At least two states have also enacted statutes that govern the technology.  Those statutes require that a company (1) notify state residents that the technology is in use, and (2) obtain the consent of those subject to the technology.


Number of years that an organization is allowed to keep biometric data under some state laws after the purpose for which it was collected has expired.1


Percentage increase in accuracy of facial recognition algorithms over a three year period.2


Number of public comments received following FTC workshop on facial recognition technology.3


Number of state data breach notification laws that may apply to facial recognition telemetry if lost or stolen.4

$5,000 - $25,000

The range of possible fines and damages that could be assessed under state law for each violation of a facial recognition statute.5

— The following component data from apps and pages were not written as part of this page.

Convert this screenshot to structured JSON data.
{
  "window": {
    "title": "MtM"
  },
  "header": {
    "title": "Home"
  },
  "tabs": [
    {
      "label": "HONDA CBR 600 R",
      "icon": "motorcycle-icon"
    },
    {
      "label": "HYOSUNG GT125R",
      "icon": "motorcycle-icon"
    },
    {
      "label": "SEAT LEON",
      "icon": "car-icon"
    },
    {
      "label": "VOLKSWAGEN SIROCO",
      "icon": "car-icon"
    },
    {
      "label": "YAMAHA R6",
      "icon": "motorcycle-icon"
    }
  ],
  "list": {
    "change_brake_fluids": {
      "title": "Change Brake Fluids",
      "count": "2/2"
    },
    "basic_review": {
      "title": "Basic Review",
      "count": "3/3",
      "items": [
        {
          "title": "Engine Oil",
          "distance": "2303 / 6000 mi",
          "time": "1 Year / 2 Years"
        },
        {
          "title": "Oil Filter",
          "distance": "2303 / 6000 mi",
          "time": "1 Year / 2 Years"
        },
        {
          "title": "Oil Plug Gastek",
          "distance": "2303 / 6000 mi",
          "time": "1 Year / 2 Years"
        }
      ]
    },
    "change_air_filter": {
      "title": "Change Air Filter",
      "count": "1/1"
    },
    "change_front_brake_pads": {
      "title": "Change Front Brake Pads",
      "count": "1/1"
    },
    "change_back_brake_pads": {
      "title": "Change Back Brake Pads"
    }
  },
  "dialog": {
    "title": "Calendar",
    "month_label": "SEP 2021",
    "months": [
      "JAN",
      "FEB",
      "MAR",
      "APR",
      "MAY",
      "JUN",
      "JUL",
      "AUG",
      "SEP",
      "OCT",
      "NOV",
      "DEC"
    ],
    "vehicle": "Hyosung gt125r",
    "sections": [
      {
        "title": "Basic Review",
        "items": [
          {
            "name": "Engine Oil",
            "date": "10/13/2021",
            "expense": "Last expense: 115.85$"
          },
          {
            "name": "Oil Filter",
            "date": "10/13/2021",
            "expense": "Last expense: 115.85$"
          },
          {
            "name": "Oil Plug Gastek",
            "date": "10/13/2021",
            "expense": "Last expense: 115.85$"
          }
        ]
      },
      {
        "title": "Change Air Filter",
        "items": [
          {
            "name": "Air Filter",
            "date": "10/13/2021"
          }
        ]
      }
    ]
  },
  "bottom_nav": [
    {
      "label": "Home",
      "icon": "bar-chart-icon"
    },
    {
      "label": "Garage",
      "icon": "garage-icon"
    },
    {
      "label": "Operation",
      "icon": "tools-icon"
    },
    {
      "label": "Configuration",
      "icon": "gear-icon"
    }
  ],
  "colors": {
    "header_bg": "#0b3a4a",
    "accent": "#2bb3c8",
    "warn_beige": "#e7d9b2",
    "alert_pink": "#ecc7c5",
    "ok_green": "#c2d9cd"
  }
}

Practices recommended by the FTC when deploying facial recognition technology:

  1. Security.  Companies should maintain reasonable data security for consumers’ images and facial geometry.
  2. Retention and Disposal.  Companies should establish and maintain appropriate retention and disposal practices for consumers’ images and facial geometry.
  3. Notice.  Companies should provide “clear notice” when facial recognition technology is being utilized.
  4. Opt-in Consent For Materially Different Use.  Companies should obtain consumers’ affirmative express consent if they use an image in a “materially different manner” than was represented when the facial geometry was collected.
  5. Opt-in Consent For Sharing.  Companies should obtain consumers’ affirmative express consent if they identify anonymous images of a consumer to someone who could not otherwise identify the consumer.

1. Tex. Bus. & Com. Code § 503.001(b)(3).

2. National Institute of Standards and Technology, NIST: Performance of Facial Recognition Software Continues to Improve, (June 3, 2014),

3. See, Public Comments, FTC Matter No. P115406.

4. Bryan Cave LLP, Data Breach Notification Survey (2017).

5. See, 740 ILCS 14/20 (1)-(4); Tex. Bus. & Com. Code § 503.001(d).